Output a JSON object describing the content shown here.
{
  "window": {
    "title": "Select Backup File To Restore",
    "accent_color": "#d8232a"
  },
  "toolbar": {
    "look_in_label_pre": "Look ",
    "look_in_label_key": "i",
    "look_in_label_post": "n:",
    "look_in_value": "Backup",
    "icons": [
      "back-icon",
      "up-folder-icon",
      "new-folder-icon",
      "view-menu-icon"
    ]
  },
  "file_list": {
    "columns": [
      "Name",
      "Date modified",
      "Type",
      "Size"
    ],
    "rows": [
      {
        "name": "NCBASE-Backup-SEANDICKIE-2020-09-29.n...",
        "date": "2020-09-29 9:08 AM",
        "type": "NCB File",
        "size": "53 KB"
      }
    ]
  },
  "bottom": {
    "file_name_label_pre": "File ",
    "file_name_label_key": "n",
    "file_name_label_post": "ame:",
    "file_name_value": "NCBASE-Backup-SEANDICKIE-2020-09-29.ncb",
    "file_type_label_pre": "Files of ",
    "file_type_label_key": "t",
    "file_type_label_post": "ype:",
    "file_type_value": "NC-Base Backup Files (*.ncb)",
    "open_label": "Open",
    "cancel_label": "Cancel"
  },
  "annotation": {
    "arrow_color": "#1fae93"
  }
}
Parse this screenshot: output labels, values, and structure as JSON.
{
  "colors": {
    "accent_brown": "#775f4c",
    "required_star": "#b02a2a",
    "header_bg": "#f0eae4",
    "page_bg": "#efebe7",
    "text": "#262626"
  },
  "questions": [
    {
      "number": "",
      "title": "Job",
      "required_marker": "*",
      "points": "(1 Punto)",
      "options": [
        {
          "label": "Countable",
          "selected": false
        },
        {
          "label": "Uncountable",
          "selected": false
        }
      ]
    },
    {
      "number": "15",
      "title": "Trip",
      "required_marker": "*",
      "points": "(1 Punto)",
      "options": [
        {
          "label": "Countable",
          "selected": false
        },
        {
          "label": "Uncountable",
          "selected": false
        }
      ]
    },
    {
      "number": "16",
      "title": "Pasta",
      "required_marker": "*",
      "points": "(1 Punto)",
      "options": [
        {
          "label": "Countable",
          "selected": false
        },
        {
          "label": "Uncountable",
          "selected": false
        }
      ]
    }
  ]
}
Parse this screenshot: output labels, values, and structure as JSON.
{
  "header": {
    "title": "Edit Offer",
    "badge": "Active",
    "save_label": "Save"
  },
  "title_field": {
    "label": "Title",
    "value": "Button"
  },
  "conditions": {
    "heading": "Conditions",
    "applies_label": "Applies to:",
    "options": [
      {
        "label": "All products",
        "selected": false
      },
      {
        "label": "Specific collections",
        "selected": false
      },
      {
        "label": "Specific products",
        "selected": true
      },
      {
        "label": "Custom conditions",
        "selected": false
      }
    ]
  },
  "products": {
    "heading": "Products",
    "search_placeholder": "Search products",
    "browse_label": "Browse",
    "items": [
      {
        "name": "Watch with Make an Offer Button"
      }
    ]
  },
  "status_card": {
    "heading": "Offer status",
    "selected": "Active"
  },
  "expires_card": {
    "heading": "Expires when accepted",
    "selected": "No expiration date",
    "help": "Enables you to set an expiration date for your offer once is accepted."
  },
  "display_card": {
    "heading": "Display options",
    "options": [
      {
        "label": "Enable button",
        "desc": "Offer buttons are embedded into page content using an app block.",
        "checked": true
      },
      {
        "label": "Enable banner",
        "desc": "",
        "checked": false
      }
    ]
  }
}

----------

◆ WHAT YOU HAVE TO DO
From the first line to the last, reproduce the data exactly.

◆ REPLY
Output a JSON object describing the content shown here.
{
  "window": {
    "title": "Select Backup File To Restore",
    "accent_color": "#d8232a"
  },
  "toolbar": {
    "look_in_label_pre": "Look ",
    "look_in_label_key": "i",
    "look_in_label_post": "n:",
    "look_in_value": "Backup",
    "icons": [
      "back-icon",
      "up-folder-icon",
      "new-folder-icon",
      "view-menu-icon"
    ]
  },
  "file_list": {
    "columns": [
      "Name",
      "Date modified",
      "Type",
      "Size"
    ],
    "rows": [
      {
        "name": "NCBASE-Backup-SEANDICKIE-2020-09-29.n...",
        "date": "2020-09-29 9:08 AM",
        "type": "NCB File",
        "size": "53 KB"
      }
    ]
  },
  "bottom": {
    "file_name_label_pre": "File ",
    "file_name_label_key": "n",
    "file_name_label_post": "ame:",
    "file_name_value": "NCBASE-Backup-SEANDICKIE-2020-09-29.ncb",
    "file_type_label_pre": "Files of ",
    "file_type_label_key": "t",
    "file_type_label_post": "ype:",
    "file_type_value": "NC-Base Backup Files (*.ncb)",
    "open_label": "Open",
    "cancel_label": "Cancel"
  },
  "annotation": {
    "arrow_color": "#1fae93"
  }
}
Parse this screenshot: output labels, values, and structure as JSON.
{
  "colors": {
    "accent_brown": "#775f4c",
    "required_star": "#b02a2a",
    "header_bg": "#f0eae4",
    "page_bg": "#efebe7",
    "text": "#262626"
  },
  "questions": [
    {
      "number": "",
      "title": "Job",
      "required_marker": "*",
      "points": "(1 Punto)",
      "options": [
        {
          "label": "Countable",
          "selected": false
        },
        {
          "label": "Uncountable",
          "selected": false
        }
      ]
    },
    {
      "number": "15",
      "title": "Trip",
      "required_marker": "*",
      "points": "(1 Punto)",
      "options": [
        {
          "label": "Countable",
          "selected": false
        },
        {
          "label": "Uncountable",
          "selected": false
        }
      ]
    },
    {
      "number": "16",
      "title": "Pasta",
      "required_marker": "*",
      "points": "(1 Punto)",
      "options": [
        {
          "label": "Countable",
          "selected": false
        },
        {
          "label": "Uncountable",
          "selected": false
        }
      ]
    }
  ]
}
Parse this screenshot: output labels, values, and structure as JSON.
{
  "header": {
    "title": "Edit Offer",
    "badge": "Active",
    "save_label": "Save"
  },
  "title_field": {
    "label": "Title",
    "value": "Button"
  },
  "conditions": {
    "heading": "Conditions",
    "applies_label": "Applies to:",
    "options": [
      {
        "label": "All products",
        "selected": false
      },
      {
        "label": "Specific collections",
        "selected": false
      },
      {
        "label": "Specific products",
        "selected": true
      },
      {
        "label": "Custom conditions",
        "selected": false
      }
    ]
  },
  "products": {
    "heading": "Products",
    "search_placeholder": "Search products",
    "browse_label": "Browse",
    "items": [
      {
        "name": "Watch with Make an Offer Button"
      }
    ]
  },
  "status_card": {
    "heading": "Offer status",
    "selected": "Active"
  },
  "expires_card": {
    "heading": "Expires when accepted",
    "selected": "No expiration date",
    "help": "Enables you to set an expiration date for your offer once is accepted."
  },
  "display_card": {
    "heading": "Display options",
    "options": [
      {
        "label": "Enable button",
        "desc": "Offer buttons are embedded into page content using an app block.",
        "checked": true
      },
      {
        "label": "Enable banner",
        "desc": "",
        "checked": false
      }
    ]
  }
}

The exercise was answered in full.